Work task:
The full set of entries below is to be returned unchanged.

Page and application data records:
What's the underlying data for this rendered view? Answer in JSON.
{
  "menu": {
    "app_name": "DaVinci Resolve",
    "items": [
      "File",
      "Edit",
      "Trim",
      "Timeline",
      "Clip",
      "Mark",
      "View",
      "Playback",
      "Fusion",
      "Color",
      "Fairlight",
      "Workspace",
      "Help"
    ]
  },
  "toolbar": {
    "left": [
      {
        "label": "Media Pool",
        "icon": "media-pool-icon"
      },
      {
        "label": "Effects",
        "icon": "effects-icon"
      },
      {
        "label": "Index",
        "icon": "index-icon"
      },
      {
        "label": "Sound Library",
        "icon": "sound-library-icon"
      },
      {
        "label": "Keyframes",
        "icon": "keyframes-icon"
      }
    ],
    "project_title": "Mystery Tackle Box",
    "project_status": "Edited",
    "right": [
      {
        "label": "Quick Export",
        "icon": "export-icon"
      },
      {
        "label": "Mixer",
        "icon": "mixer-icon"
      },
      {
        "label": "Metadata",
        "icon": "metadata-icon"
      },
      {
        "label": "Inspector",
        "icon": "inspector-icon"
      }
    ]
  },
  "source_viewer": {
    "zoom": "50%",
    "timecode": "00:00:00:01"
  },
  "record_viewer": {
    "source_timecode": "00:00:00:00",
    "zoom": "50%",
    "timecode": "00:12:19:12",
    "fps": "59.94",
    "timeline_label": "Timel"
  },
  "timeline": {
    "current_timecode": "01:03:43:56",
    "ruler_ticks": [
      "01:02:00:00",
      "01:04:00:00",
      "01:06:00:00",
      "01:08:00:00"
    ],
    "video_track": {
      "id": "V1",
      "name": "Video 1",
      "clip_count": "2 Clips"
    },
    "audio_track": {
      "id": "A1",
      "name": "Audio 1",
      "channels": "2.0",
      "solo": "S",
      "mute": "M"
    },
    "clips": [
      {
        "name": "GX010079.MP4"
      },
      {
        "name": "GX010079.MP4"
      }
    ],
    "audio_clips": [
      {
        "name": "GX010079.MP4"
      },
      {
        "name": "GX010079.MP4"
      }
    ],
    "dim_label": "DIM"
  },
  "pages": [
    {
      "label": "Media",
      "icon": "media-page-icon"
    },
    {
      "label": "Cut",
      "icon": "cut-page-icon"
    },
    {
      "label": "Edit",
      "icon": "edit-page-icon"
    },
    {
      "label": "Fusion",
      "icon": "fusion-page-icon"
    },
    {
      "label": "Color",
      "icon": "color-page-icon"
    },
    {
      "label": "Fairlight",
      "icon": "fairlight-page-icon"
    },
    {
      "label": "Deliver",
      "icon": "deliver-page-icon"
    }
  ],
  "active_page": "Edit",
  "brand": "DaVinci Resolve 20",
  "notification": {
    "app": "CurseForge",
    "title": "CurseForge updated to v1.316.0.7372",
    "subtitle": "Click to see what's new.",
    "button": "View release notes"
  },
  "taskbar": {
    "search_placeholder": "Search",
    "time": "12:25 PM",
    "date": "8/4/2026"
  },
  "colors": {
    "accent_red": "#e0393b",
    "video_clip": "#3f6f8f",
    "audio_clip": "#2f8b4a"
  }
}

Task answer:
What's the underlying data for this rendered view? Answer in JSON.
{
  "menu": {
    "app_name": "DaVinci Resolve",
    "items": [
      "File",
      "Edit",
      "Trim",
      "Timeline",
      "Clip",
      "Mark",
      "View",
      "Playback",
      "Fusion",
      "Color",
      "Fairlight",
      "Workspace",
      "Help"
    ]
  },
  "toolbar": {
    "left": [
      {
        "label": "Media Pool",
        "icon": "media-pool-icon"
      },
      {
        "label": "Effects",
        "icon": "effects-icon"
      },
      {
        "label": "Index",
        "icon": "index-icon"
      },
      {
        "label": "Sound Library",
        "icon": "sound-library-icon"
      },
      {
        "label": "Keyframes",
        "icon": "keyframes-icon"
      }
    ],
    "project_title": "Mystery Tackle Box",
    "project_status": "Edited",
    "right": [
      {
        "label": "Quick Export",
        "icon": "export-icon"
      },
      {
        "label": "Mixer",
        "icon": "mixer-icon"
      },
      {
        "label": "Metadata",
        "icon": "metadata-icon"
      },
      {
        "label": "Inspector",
        "icon": "inspector-icon"
      }
    ]
  },
  "source_viewer": {
    "zoom": "50%",
    "timecode": "00:00:00:01"
  },
  "record_viewer": {
    "source_timecode": "00:00:00:00",
    "zoom": "50%",
    "timecode": "00:12:19:12",
    "fps": "59.94",
    "timeline_label": "Timel"
  },
  "timeline": {
    "current_timecode": "01:03:43:56",
    "ruler_ticks": [
      "01:02:00:00",
      "01:04:00:00",
      "01:06:00:00",
      "01:08:00:00"
    ],
    "video_track": {
      "id": "V1",
      "name": "Video 1",
      "clip_count": "2 Clips"
    },
    "audio_track": {
      "id": "A1",
      "name": "Audio 1",
      "channels": "2.0",
      "solo": "S",
      "mute": "M"
    },
    "clips": [
      {
        "name": "GX010079.MP4"
      },
      {
        "name": "GX010079.MP4"
      }
    ],
    "audio_clips": [
      {
        "name": "GX010079.MP4"
      },
      {
        "name": "GX010079.MP4"
      }
    ],
    "dim_label": "DIM"
  },
  "pages": [
    {
      "label": "Media",
      "icon": "media-page-icon"
    },
    {
      "label": "Cut",
      "icon": "cut-page-icon"
    },
    {
      "label": "Edit",
      "icon": "edit-page-icon"
    },
    {
      "label": "Fusion",
      "icon": "fusion-page-icon"
    },
    {
      "label": "Color",
      "icon": "color-page-icon"
    },
    {
      "label": "Fairlight",
      "icon": "fairlight-page-icon"
    },
    {
      "label": "Deliver",
      "icon": "deliver-page-icon"
    }
  ],
  "active_page": "Edit",
  "brand": "DaVinci Resolve 20",
  "notification": {
    "app": "CurseForge",
    "title": "CurseForge updated to v1.316.0.7372",
    "subtitle": "Click to see what's new.",
    "button": "View release notes"
  },
  "taskbar": {
    "search_placeholder": "Search",
    "time": "12:25 PM",
    "date": "8/4/2026"
  },
  "colors": {
    "accent_red": "#e0393b",
    "video_clip": "#3f6f8f",
    "audio_clip": "#2f8b4a"
  }
}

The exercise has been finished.